Discussion paper

Students are expecting access to high quality integrated learning in order to increase employability outcomes. However, the number of graduates who gained full-time employment within four months of finishing their degrees fell from a high of 85.2% in 2008 to 72.9% in 2018. For some degrees, however, the rate is as low as 52.2% (Bouris, 2019). It is estimated that 50% of current work activities could be automated using existing technology. This push towards digital and automation has disrupted many sectors and traditional workplace models, creating a need for new skills.  This demand for new skills however has worked only to widen the gap between what employers are expecting and what universities are providing.

This issue is made only more prominent by the fact that for many educational institutions the labour market moves faster than the post-secondary space, particularly when it comes to digital know-how. This mismatch means that educators are often behind the curve when it comes to providing the training that people need, and that industry demands.

Skills gaps across all industries are poised to grow in the Fourth Industrial Revolution. Rapid advances in artificial intelligence (AI), robotics and other emerging technologies are happening in ever shorter cycles, changing the very nature of the jobs that need to be done - and the skills needed to do them - faster than ever before.

At least 133 million new roles generated as a result of the new division of labour between humans, machines and algorithms may emerge globally by 2022, according to the World Economic Forum. There will also be strong demand for technical skills like programming and app development, along with skills that computers can’t easily master such as creative thinking, problem-solving and negotiating. But the future of work isn’t all about robots.

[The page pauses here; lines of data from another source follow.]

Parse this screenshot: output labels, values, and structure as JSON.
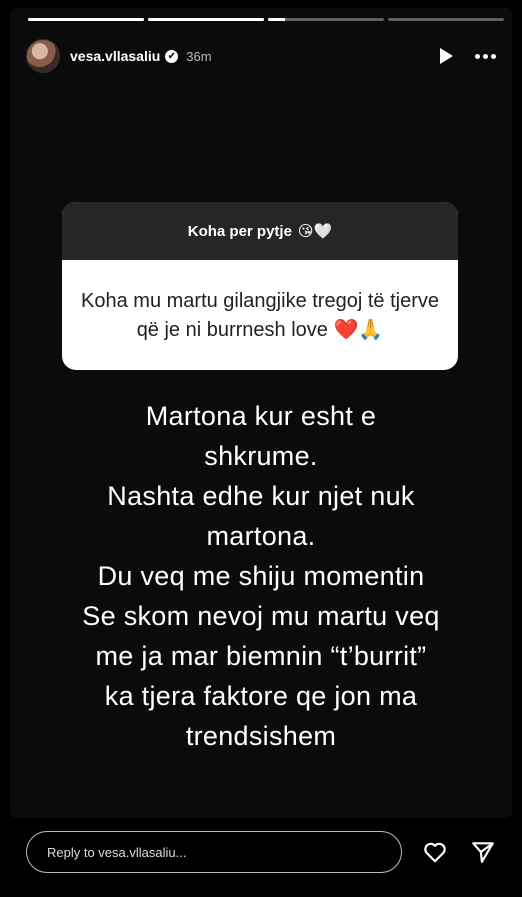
{
  "progress": [
    1.0,
    1.0,
    0.15,
    0.0
  ],
  "header": {
    "username": "vesa.vllasaliu",
    "verified_mark": "✔",
    "time": "36m",
    "icons": [
      "play-icon",
      "more-icon"
    ]
  },
  "question": {
    "title": "Koha per pytje",
    "title_emoji": "😘🤍",
    "answer_text": "Koha mu martu gilangjike tregoj të tjerve që je ni burrnesh love",
    "answer_emoji": "❤️🙏"
  },
  "caption": {
    "lines": [
      "Martona kur esht e",
      "shkrume.",
      "Nashta edhe kur njet nuk",
      "martona.",
      "Du veq me shiju momentin",
      "Se skom nevoj mu martu veq",
      "me ja mar biemnin “t’burrit”",
      "ka tjera faktore qe jon ma",
      "trendsishem"
    ]
  },
  "footer": {
    "reply_placeholder": "Reply to vesa.vllasaliu...",
    "icons": [
      "heart-icon",
      "send-icon"
    ]
  }
}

There’s a lot of human in the future. And probably – for us – just as well!

Publication Details
License type:
All Rights Reserved
Access Rights Type:
Signup required